Echo’s myth serves as a cautionary tale of unrequited love, isolation, and the power of words. Her role as a nymph with a unique ability to mimic and repeat sounds has made her an enduring figure in Greek mythology.
Here are five interesting facts about the mythology of Echo:
- Origin and Transformation: According to the myth, Echo was originally a beautiful nymph who possessed a captivating voice. However, she incurred the wrath of the goddess Hera for distracting her with lengthy conversations, resulting in Hera cursing Echo to only repeat the words of others.
- The Myth of Narcissus: Echo’s most well-known story is her involvement in the myth of Narcissus. In this myth, Echo falls in love with Narcissus, a handsome young man known for his exceptional beauty. However, Narcissus rejects Echo’s love and remains fixated on his own reflection, eventually leading to his demise. Echo’s unrequited love and inability to express herself fully become a significant part of the story.
- Fragmentary Existence: Due to Hera’s curse, Echo’s ability to speak and communicate with others was severely limited. She could only repeat words or phrases she heard from others, unable to express her own thoughts or engage in independent conversation. This fragmentary existence further highlighted her tragedy and isolation.
- Symbol of Echo and Reverberation: The name “Echo” itself has given rise to the term “echo” in the English language, which refers to the reflection of sound waves that creates a repetition of sound.
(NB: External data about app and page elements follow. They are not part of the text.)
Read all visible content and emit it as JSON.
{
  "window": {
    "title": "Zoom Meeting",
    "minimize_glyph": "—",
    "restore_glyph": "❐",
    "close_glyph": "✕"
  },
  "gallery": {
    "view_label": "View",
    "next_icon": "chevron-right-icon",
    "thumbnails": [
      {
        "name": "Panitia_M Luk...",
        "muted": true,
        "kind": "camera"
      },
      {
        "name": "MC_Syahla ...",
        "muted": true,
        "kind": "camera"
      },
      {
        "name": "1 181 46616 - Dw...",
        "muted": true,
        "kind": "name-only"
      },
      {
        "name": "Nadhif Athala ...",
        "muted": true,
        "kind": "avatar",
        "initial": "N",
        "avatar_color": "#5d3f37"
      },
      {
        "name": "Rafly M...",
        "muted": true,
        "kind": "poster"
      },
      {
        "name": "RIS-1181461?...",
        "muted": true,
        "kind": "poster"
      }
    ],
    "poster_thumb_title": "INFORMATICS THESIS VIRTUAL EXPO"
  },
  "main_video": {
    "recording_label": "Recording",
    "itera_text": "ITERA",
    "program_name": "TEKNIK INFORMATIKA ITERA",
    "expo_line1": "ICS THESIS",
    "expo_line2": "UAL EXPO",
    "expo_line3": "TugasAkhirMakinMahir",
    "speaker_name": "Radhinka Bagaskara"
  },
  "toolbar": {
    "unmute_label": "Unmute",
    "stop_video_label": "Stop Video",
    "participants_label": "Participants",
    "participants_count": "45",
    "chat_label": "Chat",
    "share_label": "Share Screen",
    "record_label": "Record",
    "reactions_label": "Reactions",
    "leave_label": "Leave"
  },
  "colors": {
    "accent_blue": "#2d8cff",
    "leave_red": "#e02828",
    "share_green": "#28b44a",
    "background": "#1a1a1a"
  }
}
This connection emphasizes Echo’s association with repetition, reverberation, and the lingering impact of words.
- Cultural Symbolism: Echo has been interpreted as a symbol of unrequited love, longing, and the inability to find one’s own voice. Her story represents the pain and frustration of being unable to express oneself fully and being condemned to echo the words of others. Echo’s myth has been referenced in various literary works, artworks, and even psychological concepts, making her a compelling figure in Greek mythology.
Other interesting facts about Echo’s myth:
- Nymph of Echo: Echo was a nymph in Greek mythology, specifically an Oread nymph associated with mountains and forests.
- Voice Repetition: Echo’s most distinctive trait was her ability to only repeat the last words spoken to her. She could not initiate speech herself but would echo the words spoken by others.
- Echo’s Voice in the Wilderness: After her transformation, Echo was left with only her voice, which would reverberate through the mountains and forests. She became known as the nymph whose voice could be heard in lonely places.
- Helping Zeus: Echo was known to assist Zeus in his extramarital affairs by engaging Hera, his wife, in lengthy conversations to provide his clandestine lovers time to escape.
- Echo and Pan: According to some accounts, Echo was romantically involved with the god Pan, known for his association with nature and wild places. Their relationship resulted in the birth of Iambe, the goddess of humor and verbal jest.
- Symbol of Repeating Sounds: Echo’s name has given rise to the term “echo,” referring to the reflection of sound waves off a surface. This connection highlights her role as a symbol of repetition and reverberation.
- Literary References: Echo’s story has been featured in numerous works of literature, including Ovid’s “Metamorphoses” and various poetic and dramatic works. Her character and the concept of her echoing voice have inspired writers and artists throughout history.